(Data items)
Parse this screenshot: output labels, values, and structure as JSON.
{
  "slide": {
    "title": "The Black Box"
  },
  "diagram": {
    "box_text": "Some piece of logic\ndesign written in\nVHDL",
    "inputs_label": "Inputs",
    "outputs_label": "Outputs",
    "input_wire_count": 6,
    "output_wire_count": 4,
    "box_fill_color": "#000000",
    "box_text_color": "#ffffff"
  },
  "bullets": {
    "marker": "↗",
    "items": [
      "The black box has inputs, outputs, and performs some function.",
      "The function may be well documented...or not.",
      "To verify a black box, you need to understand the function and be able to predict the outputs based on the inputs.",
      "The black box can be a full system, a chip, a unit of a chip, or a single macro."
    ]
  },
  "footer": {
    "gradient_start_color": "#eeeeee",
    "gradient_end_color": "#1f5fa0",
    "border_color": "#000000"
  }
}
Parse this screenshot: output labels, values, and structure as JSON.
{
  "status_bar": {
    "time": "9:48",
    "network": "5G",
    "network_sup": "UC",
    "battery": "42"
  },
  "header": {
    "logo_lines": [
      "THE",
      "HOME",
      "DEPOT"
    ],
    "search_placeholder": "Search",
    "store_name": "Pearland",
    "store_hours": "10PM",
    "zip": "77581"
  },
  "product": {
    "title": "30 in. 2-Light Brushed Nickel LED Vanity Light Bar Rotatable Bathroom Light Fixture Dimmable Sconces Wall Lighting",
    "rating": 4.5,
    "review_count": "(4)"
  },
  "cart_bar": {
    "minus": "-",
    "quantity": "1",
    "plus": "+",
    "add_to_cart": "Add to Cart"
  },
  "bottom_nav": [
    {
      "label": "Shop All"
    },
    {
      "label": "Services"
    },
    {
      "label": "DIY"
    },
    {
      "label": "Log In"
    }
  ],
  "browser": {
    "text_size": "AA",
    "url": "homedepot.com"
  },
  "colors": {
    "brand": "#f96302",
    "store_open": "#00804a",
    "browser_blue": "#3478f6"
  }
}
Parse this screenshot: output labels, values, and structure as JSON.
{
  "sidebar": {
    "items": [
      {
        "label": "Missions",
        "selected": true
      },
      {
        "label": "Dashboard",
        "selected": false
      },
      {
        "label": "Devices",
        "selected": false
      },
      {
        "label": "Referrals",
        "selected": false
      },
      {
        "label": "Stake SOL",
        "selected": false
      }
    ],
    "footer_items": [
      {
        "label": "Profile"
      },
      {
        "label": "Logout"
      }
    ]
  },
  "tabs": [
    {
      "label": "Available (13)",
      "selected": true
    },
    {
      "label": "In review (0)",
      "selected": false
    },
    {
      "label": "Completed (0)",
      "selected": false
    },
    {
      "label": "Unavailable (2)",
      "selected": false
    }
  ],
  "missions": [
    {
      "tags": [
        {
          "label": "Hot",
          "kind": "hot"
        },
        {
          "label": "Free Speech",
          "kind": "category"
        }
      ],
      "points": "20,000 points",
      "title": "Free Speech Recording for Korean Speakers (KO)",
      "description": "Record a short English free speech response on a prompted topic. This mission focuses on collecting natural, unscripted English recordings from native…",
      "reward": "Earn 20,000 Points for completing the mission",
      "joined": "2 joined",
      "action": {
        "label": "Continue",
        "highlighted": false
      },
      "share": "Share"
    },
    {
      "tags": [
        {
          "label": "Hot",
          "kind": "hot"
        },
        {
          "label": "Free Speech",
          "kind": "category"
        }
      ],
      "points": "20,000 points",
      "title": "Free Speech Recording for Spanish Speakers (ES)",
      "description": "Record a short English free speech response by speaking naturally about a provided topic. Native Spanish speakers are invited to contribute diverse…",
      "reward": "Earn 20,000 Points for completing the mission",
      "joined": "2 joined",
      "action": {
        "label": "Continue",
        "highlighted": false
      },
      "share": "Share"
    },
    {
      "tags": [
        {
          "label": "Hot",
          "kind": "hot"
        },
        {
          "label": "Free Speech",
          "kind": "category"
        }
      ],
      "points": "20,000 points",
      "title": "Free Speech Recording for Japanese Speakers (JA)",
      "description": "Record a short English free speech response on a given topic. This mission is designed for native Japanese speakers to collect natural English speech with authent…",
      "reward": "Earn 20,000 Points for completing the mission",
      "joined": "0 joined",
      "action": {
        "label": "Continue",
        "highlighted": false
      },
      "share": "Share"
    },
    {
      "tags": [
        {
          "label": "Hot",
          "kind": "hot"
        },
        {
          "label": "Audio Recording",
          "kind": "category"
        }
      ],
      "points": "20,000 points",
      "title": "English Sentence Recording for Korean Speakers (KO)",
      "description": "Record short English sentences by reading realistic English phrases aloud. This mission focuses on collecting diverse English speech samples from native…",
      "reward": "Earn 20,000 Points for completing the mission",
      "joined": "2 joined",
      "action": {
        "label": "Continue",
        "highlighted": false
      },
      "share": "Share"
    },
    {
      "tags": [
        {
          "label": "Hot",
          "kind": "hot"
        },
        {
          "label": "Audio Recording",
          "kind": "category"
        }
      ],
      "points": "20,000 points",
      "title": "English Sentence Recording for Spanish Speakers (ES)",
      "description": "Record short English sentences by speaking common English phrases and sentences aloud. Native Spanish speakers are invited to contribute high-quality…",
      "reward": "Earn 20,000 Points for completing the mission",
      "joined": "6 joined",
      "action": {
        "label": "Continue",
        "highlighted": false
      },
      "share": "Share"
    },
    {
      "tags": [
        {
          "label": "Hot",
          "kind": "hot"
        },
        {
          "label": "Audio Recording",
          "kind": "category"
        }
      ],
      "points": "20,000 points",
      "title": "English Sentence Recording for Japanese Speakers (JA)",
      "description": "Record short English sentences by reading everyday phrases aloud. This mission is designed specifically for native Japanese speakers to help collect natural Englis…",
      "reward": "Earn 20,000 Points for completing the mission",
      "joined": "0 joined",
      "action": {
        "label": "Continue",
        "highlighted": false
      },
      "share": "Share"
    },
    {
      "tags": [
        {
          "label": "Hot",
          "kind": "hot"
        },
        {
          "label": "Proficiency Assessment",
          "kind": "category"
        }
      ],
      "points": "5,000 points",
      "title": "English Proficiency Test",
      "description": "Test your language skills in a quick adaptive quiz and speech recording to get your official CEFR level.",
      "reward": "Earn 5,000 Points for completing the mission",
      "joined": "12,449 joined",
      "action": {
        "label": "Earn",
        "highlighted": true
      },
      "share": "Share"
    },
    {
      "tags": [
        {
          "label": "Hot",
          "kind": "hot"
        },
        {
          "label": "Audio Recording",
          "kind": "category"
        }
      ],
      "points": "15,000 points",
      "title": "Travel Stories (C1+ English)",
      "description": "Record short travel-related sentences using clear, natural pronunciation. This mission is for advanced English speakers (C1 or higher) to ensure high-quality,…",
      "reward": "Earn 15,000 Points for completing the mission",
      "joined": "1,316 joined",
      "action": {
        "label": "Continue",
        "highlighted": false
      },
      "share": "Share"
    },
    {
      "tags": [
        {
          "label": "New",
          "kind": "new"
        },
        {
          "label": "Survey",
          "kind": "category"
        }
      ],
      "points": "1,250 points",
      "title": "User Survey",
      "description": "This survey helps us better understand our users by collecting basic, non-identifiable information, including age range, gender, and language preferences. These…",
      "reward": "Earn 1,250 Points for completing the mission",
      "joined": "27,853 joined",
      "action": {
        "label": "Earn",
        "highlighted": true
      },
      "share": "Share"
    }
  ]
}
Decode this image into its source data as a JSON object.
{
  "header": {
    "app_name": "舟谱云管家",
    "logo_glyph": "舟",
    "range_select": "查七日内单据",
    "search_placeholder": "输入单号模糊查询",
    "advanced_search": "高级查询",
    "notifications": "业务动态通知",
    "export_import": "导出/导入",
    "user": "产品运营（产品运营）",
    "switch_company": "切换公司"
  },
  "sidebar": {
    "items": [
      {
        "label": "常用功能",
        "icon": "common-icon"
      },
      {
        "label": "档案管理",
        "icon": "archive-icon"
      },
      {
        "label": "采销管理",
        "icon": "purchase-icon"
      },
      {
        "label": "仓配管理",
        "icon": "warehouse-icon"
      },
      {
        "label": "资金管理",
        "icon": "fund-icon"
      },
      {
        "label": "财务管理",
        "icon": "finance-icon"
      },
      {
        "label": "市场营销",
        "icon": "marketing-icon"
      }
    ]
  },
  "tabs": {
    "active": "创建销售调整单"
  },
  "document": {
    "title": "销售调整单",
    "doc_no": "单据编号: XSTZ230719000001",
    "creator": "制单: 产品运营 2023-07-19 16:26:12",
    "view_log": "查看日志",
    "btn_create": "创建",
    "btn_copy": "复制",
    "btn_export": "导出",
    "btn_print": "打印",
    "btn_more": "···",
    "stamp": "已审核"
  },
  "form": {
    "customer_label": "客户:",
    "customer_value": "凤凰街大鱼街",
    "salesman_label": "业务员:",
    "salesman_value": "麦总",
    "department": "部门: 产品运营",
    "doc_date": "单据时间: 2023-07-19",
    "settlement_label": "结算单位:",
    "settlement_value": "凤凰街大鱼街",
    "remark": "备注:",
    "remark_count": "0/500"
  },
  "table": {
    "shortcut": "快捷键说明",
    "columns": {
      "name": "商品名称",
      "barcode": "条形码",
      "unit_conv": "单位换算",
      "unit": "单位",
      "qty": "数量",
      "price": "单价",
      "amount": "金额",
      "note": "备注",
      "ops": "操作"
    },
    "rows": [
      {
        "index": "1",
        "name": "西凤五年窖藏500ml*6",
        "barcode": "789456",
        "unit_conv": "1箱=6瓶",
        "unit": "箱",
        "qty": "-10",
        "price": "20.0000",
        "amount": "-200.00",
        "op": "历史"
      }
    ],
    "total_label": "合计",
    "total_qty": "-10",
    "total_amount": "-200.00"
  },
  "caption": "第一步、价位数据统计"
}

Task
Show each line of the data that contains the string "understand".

Exercise response
      "To verify a black box, you need to understand the function and be able to predict the outputs based on the inputs.",
      "description": "This survey helps us better understand our users by collecting basic, non-identifiable information, including age range, gender, and language preferences. These…",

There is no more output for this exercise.